BEGIN Task input

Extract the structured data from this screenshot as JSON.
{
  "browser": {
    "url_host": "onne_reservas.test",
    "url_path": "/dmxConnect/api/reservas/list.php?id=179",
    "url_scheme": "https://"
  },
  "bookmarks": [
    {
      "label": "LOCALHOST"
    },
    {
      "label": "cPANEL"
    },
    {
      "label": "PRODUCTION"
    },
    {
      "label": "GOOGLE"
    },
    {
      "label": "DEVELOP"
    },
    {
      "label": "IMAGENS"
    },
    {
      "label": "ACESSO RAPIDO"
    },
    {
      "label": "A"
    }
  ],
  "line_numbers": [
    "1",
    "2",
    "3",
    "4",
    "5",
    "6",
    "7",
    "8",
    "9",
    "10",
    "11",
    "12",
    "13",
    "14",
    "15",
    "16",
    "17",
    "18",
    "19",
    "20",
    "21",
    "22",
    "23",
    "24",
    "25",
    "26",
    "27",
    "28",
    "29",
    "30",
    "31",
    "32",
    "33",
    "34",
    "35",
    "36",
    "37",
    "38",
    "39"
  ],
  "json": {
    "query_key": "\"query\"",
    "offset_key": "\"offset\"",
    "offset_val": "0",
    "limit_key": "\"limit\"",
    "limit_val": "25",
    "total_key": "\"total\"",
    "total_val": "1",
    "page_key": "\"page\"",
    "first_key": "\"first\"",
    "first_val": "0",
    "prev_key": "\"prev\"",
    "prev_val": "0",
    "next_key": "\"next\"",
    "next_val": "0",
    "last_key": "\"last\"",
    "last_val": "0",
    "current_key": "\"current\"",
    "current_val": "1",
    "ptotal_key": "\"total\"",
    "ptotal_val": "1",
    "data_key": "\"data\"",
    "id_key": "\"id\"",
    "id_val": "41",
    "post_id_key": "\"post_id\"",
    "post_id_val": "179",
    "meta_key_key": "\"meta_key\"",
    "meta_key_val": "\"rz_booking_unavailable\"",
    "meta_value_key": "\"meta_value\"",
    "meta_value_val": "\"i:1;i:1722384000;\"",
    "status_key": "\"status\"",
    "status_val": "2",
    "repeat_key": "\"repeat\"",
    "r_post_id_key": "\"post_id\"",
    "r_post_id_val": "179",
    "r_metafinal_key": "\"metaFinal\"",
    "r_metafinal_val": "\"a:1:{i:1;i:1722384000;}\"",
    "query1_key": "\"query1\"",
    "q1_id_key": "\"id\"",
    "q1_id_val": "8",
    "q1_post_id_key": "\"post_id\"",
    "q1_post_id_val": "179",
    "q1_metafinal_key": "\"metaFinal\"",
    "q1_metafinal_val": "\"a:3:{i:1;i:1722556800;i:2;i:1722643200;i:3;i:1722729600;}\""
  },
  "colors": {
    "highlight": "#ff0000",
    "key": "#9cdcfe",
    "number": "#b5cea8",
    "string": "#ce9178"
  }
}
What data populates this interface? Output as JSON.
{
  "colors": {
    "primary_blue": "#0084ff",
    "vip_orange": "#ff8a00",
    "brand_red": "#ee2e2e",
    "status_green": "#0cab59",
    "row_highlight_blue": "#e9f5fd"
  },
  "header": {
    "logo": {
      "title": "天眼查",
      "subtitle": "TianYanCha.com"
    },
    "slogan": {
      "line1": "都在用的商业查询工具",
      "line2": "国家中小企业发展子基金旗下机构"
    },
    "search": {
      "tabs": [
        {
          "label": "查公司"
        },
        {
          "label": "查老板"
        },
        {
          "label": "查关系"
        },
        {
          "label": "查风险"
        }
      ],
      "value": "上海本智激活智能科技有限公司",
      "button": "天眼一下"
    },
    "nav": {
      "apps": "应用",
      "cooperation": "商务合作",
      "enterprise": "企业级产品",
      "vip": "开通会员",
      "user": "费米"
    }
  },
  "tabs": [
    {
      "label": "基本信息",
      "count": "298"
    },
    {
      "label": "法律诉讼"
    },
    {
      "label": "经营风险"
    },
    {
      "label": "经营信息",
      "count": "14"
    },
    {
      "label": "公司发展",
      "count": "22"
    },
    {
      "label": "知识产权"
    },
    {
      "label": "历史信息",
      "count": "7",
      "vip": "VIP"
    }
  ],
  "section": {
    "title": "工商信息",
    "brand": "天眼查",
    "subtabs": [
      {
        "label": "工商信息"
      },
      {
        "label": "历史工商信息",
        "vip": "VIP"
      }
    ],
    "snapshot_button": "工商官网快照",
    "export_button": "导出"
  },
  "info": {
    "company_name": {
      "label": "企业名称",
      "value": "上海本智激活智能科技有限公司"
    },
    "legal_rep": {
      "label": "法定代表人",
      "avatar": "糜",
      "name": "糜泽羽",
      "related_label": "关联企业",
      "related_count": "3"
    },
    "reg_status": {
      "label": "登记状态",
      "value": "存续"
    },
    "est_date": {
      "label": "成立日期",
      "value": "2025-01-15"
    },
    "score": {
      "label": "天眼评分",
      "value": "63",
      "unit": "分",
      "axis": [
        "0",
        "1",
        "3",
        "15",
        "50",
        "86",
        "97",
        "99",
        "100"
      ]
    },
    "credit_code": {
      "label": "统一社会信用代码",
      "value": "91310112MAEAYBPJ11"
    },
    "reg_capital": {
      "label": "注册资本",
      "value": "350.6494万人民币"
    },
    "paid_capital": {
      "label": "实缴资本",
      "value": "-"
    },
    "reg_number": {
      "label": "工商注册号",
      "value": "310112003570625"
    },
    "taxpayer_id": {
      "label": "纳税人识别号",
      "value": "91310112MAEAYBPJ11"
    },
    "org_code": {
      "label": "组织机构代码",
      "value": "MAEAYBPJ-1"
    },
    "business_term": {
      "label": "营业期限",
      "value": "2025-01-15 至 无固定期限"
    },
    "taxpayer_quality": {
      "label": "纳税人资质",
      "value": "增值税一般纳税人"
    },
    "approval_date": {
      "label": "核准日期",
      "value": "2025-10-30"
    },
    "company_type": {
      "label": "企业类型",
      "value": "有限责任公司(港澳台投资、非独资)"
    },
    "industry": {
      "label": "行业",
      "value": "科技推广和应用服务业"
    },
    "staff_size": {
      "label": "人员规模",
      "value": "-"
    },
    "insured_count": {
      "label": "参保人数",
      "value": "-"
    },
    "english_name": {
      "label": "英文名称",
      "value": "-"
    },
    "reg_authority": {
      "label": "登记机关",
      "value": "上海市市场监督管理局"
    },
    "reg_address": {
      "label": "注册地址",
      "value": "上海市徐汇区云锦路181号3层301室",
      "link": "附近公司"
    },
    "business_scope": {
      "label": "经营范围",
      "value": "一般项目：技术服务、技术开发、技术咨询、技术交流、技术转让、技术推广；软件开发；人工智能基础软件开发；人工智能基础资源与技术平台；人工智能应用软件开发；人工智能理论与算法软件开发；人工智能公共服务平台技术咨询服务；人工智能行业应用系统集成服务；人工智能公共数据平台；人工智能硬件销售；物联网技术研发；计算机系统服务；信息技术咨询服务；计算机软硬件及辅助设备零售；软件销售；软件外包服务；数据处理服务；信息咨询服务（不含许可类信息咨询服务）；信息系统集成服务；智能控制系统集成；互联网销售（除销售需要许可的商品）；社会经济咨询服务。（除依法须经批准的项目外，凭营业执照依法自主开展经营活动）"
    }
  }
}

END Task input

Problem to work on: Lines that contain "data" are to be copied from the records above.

Reply to the task:
Extract the structured data from this screenshot as JSON.
    "data_key": "\"data\"",
What data populates this interface? Output as JSON.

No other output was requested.